EXERCISE – Output every record below precisely as it is written.

####

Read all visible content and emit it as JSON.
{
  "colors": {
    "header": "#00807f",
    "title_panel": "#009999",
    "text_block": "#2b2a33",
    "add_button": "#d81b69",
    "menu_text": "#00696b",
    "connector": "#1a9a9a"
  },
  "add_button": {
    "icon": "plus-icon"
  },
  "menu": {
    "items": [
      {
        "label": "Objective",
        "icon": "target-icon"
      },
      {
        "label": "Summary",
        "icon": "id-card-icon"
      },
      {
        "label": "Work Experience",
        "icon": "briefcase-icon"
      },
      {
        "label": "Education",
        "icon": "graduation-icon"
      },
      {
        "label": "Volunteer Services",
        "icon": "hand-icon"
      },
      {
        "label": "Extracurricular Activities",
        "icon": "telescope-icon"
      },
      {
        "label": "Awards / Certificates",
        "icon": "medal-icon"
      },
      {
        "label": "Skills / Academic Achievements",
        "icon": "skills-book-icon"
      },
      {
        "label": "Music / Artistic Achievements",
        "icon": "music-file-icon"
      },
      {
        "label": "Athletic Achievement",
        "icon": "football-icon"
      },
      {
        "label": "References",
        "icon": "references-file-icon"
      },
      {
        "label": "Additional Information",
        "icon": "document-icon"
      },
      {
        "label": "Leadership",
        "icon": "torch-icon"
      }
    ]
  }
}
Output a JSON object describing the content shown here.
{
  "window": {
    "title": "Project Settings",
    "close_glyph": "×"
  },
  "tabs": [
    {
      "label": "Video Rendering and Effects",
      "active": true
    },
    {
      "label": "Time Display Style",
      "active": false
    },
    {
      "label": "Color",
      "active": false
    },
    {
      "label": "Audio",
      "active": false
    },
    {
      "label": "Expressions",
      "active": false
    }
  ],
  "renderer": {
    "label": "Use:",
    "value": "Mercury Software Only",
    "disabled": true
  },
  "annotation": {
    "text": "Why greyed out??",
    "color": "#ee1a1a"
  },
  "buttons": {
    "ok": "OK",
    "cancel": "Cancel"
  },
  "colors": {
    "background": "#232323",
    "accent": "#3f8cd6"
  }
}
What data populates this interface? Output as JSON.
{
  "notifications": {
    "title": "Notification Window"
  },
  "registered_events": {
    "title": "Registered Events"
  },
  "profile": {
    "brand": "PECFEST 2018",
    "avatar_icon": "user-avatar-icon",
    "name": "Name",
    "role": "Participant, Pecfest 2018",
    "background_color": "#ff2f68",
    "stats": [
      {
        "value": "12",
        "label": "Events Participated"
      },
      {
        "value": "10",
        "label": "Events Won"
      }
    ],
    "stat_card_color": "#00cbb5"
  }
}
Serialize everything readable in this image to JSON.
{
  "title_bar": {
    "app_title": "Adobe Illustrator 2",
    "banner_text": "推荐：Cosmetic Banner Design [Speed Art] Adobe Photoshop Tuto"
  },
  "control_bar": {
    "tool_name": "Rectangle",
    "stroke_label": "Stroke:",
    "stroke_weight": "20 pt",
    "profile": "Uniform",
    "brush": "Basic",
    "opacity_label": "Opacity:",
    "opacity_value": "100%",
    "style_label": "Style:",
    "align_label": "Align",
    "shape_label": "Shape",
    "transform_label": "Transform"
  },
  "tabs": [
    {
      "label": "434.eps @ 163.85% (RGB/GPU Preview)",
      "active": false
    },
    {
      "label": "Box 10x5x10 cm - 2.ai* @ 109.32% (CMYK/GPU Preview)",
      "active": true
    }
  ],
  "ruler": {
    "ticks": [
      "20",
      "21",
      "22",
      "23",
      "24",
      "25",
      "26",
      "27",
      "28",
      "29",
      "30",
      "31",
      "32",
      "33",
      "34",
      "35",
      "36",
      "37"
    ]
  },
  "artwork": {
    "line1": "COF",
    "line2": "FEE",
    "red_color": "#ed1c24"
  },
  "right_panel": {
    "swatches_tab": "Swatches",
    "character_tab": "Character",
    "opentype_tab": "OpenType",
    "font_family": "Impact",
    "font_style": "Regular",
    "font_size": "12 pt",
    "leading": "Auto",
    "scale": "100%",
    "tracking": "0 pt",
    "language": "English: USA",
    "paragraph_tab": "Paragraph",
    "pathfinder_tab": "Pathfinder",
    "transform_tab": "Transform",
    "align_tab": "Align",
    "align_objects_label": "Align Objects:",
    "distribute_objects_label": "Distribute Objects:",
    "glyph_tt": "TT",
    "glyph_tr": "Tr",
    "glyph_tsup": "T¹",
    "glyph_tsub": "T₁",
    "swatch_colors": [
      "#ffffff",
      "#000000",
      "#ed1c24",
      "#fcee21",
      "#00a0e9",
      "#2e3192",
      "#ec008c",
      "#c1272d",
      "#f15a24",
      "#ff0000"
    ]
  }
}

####

SOLUTION TO THE PROBLEM –
Read all visible content and emit it as JSON.
{
  "colors": {
    "header": "#00807f",
    "title_panel": "#009999",
    "text_block": "#2b2a33",
    "add_button": "#d81b69",
    "menu_text": "#00696b",
    "connector": "#1a9a9a"
  },
  "add_button": {
    "icon": "plus-icon"
  },
  "menu": {
    "items": [
      {
        "label": "Objective",
        "icon": "target-icon"
      },
      {
        "label": "Summary",
        "icon": "id-card-icon"
      },
      {
        "label": "Work Experience",
        "icon": "briefcase-icon"
      },
      {
        "label": "Education",
        "icon": "graduation-icon"
      },
      {
        "label": "Volunteer Services",
        "icon": "hand-icon"
      },
      {
        "label": "Extracurricular Activities",
        "icon": "telescope-icon"
      },
      {
        "label": "Awards / Certificates",
        "icon": "medal-icon"
      },
      {
        "label": "Skills / Academic Achievements",
        "icon": "skills-book-icon"
      },
      {
        "label": "Music / Artistic Achievements",
        "icon": "music-file-icon"
      },
      {
        "label": "Athletic Achievement",
        "icon": "football-icon"
      },
      {
        "label": "References",
        "icon": "references-file-icon"
      },
      {
        "label": "Additional Information",
        "icon": "document-icon"
      },
      {
        "label": "Leadership",
        "icon": "torch-icon"
      }
    ]
  }
}
Output a JSON object describing the content shown here.
{
  "window": {
    "title": "Project Settings",
    "close_glyph": "×"
  },
  "tabs": [
    {
      "label": "Video Rendering and Effects",
      "active": true
    },
    {
      "label": "Time Display Style",
      "active": false
    },
    {
      "label": "Color",
      "active": false
    },
    {
      "label": "Audio",
      "active": false
    },
    {
      "label": "Expressions",
      "active": false
    }
  ],
  "renderer": {
    "label": "Use:",
    "value": "Mercury Software Only",
    "disabled": true
  },
  "annotation": {
    "text": "Why greyed out??",
    "color": "#ee1a1a"
  },
  "buttons": {
    "ok": "OK",
    "cancel": "Cancel"
  },
  "colors": {
    "background": "#232323",
    "accent": "#3f8cd6"
  }
}
What data populates this interface? Output as JSON.
{
  "notifications": {
    "title": "Notification Window"
  },
  "registered_events": {
    "title": "Registered Events"
  },
  "profile": {
    "brand": "PECFEST 2018",
    "avatar_icon": "user-avatar-icon",
    "name": "Name",
    "role": "Participant, Pecfest 2018",
    "background_color": "#ff2f68",
    "stats": [
      {
        "value": "12",
        "label": "Events Participated"
      },
      {
        "value": "10",
        "label": "Events Won"
      }
    ],
    "stat_card_color": "#00cbb5"
  }
}
Serialize everything readable in this image to JSON.
{
  "title_bar": {
    "app_title": "Adobe Illustrator 2",
    "banner_text": "推荐：Cosmetic Banner Design [Speed Art] Adobe Photoshop Tuto"
  },
  "control_bar": {
    "tool_name": "Rectangle",
    "stroke_label": "Stroke:",
    "stroke_weight": "20 pt",
    "profile": "Uniform",
    "brush": "Basic",
    "opacity_label": "Opacity:",
    "opacity_value": "100%",
    "style_label": "Style:",
    "align_label": "Align",
    "shape_label": "Shape",
    "transform_label": "Transform"
  },
  "tabs": [
    {
      "label": "434.eps @ 163.85% (RGB/GPU Preview)",
      "active": false
    },
    {
      "label": "Box 10x5x10 cm - 2.ai* @ 109.32% (CMYK/GPU Preview)",
      "active": true
    }
  ],
  "ruler": {
    "ticks": [
      "20",
      "21",
      "22",
      "23",
      "24",
      "25",
      "26",
      "27",
      "28",
      "29",
      "30",
      "31",
      "32",
      "33",
      "34",
      "35",
      "36",
      "37"
    ]
  },
  "artwork": {
    "line1": "COF",
    "line2": "FEE",
    "red_color": "#ed1c24"
  },
  "right_panel": {
    "swatches_tab": "Swatches",
    "character_tab": "Character",
    "opentype_tab": "OpenType",
    "font_family": "Impact",
    "font_style": "Regular",
    "font_size": "12 pt",
    "leading": "Auto",
    "scale": "100%",
    "tracking": "0 pt",
    "language": "English: USA",
    "paragraph_tab": "Paragraph",
    "pathfinder_tab": "Pathfinder",
    "transform_tab": "Transform",
    "align_tab": "Align",
    "align_objects_label": "Align Objects:",
    "distribute_objects_label": "Distribute Objects:",
    "glyph_tt": "TT",
    "glyph_tr": "Tr",
    "glyph_tsup": "T¹",
    "glyph_tsub": "T₁",
    "swatch_colors": [
      "#ffffff",
      "#000000",
      "#ed1c24",
      "#fcee21",
      "#00a0e9",
      "#2e3192",
      "#ec008c",
      "#c1272d",
      "#f15a24",
      "#ff0000"
    ]
  }
}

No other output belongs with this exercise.